👽 Exist.

Hipgnosis Songs Buys Tom DeLonge’s Blink-182 Copyright Interests


Richard Smirke, writing for Billboard:

Music IP investment company Hipgnosis Songs has begun 2020 in much the same way that it spent the past 18 months — by making a major catalog acquisition.

This time it’s 157 songs by former Blink-182 singer and songwriter Tom DeLonge. Terms were not disclosed for the deal, which sees Hipgnosis picking up 100% of DeLonge’s copyright interests on the first six Blink-182 studio albums, spanning from 1995’s independently released Cheshire Cat to 2011’s Neighborhoods. The musician left the pop-punk trio in 2015.

How Tom DeLonge Became a U.F.O. Researcher

Tom Delonge

Derrick Bryson Taylor, writing for the New York Times:

That’s a really good question. It was funny because, fortunately most of the people I was meeting with in the early days weren’t really aware of the crazy rock and roll behaviors and antics that I’ve had in my early, mid-20s. I always tell people being a celebrity got me in a few doors, but that’s all it did. My intellect, whatever level it may or may not be [laughs], is what got those meetings to bear fruit. I think from my perspective, the most important thing that I was focused on was being eloquent. Being humble to the subject, because the subject is not a joke. I had to really be respectful about what I was saying, how I was saying it. I think because all those things, I earned trust and I earned more meetings.
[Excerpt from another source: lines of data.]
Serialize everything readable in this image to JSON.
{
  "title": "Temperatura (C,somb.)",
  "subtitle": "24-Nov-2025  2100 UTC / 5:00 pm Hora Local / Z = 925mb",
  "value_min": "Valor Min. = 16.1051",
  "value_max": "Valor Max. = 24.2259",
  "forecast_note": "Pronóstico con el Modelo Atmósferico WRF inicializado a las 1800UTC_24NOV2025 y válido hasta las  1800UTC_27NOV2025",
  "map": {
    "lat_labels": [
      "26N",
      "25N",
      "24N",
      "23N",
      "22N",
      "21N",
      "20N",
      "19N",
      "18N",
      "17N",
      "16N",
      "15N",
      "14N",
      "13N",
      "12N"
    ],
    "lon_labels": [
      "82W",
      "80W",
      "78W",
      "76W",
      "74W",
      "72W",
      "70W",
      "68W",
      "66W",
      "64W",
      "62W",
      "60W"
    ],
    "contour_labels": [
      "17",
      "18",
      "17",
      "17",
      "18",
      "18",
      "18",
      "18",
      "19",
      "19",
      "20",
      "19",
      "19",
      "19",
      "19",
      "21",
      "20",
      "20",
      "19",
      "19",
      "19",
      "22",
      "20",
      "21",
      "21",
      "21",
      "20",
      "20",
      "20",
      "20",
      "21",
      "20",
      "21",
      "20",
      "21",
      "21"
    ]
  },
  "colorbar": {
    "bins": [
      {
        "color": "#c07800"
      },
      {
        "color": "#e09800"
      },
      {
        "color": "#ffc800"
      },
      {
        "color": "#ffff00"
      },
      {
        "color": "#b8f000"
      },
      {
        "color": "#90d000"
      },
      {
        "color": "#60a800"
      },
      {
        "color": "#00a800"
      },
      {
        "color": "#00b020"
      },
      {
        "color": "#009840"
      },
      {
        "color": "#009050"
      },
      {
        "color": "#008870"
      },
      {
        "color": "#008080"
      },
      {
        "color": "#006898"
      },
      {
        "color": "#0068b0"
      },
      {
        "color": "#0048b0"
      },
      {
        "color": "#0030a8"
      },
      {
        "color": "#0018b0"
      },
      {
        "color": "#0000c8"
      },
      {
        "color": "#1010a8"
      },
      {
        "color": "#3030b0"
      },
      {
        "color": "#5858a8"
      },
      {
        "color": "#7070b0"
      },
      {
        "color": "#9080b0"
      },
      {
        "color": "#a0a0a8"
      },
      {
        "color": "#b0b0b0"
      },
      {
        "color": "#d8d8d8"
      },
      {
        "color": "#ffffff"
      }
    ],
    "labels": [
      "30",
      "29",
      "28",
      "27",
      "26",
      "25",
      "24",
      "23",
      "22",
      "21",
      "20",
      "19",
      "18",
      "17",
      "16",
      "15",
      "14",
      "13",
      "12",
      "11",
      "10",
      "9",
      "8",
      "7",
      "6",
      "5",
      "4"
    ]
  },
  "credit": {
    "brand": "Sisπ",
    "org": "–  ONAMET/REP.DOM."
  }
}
It was a process, it did not happen over night, it took me a couple years.